At RIT, her focus has been improving wellness and developing adaptive devices for people with spinal-cord injuries.

Garcia has redesigned a dorsal splint to make it easier for individuals to use in their daily lives. The splint is primarily used by those who’ve suffered C5/C6 vertebrae injuries.

“Without the splint, the patient’s hands are flaccid so they have no control over their hands or fingers. With the current design, people have to wait for an assistant to help put it on. People with cervical injuries can’t feel when they get an infection or a pressure sore, especially if they are wearing a splint for a long period of time.

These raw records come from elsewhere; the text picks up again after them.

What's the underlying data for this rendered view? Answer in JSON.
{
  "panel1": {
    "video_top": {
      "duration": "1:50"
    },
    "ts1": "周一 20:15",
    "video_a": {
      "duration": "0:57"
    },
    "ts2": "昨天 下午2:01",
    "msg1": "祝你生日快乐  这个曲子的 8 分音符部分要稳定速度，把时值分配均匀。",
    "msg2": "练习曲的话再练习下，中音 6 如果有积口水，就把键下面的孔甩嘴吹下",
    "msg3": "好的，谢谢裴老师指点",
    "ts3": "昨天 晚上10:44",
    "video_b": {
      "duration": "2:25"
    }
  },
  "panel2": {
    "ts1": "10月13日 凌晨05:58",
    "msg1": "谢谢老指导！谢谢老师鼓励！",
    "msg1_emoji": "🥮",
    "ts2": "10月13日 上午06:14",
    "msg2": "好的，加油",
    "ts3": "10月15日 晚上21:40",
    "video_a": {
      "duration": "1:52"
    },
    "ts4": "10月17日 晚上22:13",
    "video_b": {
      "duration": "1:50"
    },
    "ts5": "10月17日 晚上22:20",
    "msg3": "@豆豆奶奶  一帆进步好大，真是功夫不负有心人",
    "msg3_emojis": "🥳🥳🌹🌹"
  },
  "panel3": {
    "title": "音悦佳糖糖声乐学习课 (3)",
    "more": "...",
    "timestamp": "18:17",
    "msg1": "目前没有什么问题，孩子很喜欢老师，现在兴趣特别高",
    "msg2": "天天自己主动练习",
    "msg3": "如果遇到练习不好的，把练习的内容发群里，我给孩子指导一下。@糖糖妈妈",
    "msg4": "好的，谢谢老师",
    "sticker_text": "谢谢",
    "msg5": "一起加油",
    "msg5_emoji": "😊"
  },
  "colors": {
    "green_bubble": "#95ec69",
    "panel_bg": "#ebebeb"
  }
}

Cleaning and repairing the splints can be difficult without the assistance of an aid, so it’s easier for the patient to just replace it.”

Garcia says her redesign increases the independence of the user, reduces pressure sores and infections, is easier to clean and is less expensive to manufacture than what is on the market. She is applying for a provisional patent.

She got the opportunity to conduct research last summer with spinal-cord injury patients, occupational therapists, physical therapists and vendors after winning a McNair Scholarship. The scholars program is for students interested in pursuing a Ph.D. and provides a graduate-school experience through academic research and mentoring. Garcia is also part of the Collegiate Science and Technology Entry Program program which provides research experiences for students who are historically underrepresented or financially disadvantaged, as well as mentoring, academic funding, GRE preperatory classes and tutoring.

One of Garcia’s mentors is Dana Wolcott, an adjunct faculty member in the E. Philip Saunders College of Business.

“The attribute that stands out with Paula is her empathy and compassion for the splint users; this in turn drives her passion for the product,” says Wolcott. “Many times it is the passion for your idea that is required to bring it to life.”

Garcia has shared her passion for her design at various conferences.

“After I spoke at University at Buffalo, a very enthusiastic woman approached me about my research. She had a brother with a spinal-cord injury who, at the time was in physical rehabilitation therapy. To hear this feedback makes what I do all worth it.”

Garcia’s grandfather was among those who inspired her to go into this area of design.

“As my grandfather’s body degenerated with age, he wasn’t able to be as independent as he liked. As I grew up, my experiences made me realize that this issue was universal.”

Garcia’s service-oriented thinking spills over into her extracurricular activities. She volunteers at the Rochester Rehabilitation Center and an animal shelter and is a member of service fraternity Phi Sigma Pi.

Garcia also minors in marketing and entrepreneurship. Taking full advantage of all the opportunities RIT has to offer, Garcia is the vice lead fellow in the Center for Student Innovation and part of Entrepreneurs Hall.

“I haven’t encountered one faculty member at RIT who isn’t excited about the innovation process and willing to help you out,” says Garcia. “If you don’t take advantage of the faculty and technology around you, you aren’t making the most of it.”


A. Sue Weisler

Paula Garcia has a lifelong commitment to community service and hopes her adaptive devices can help those living with spinal-cord injuries.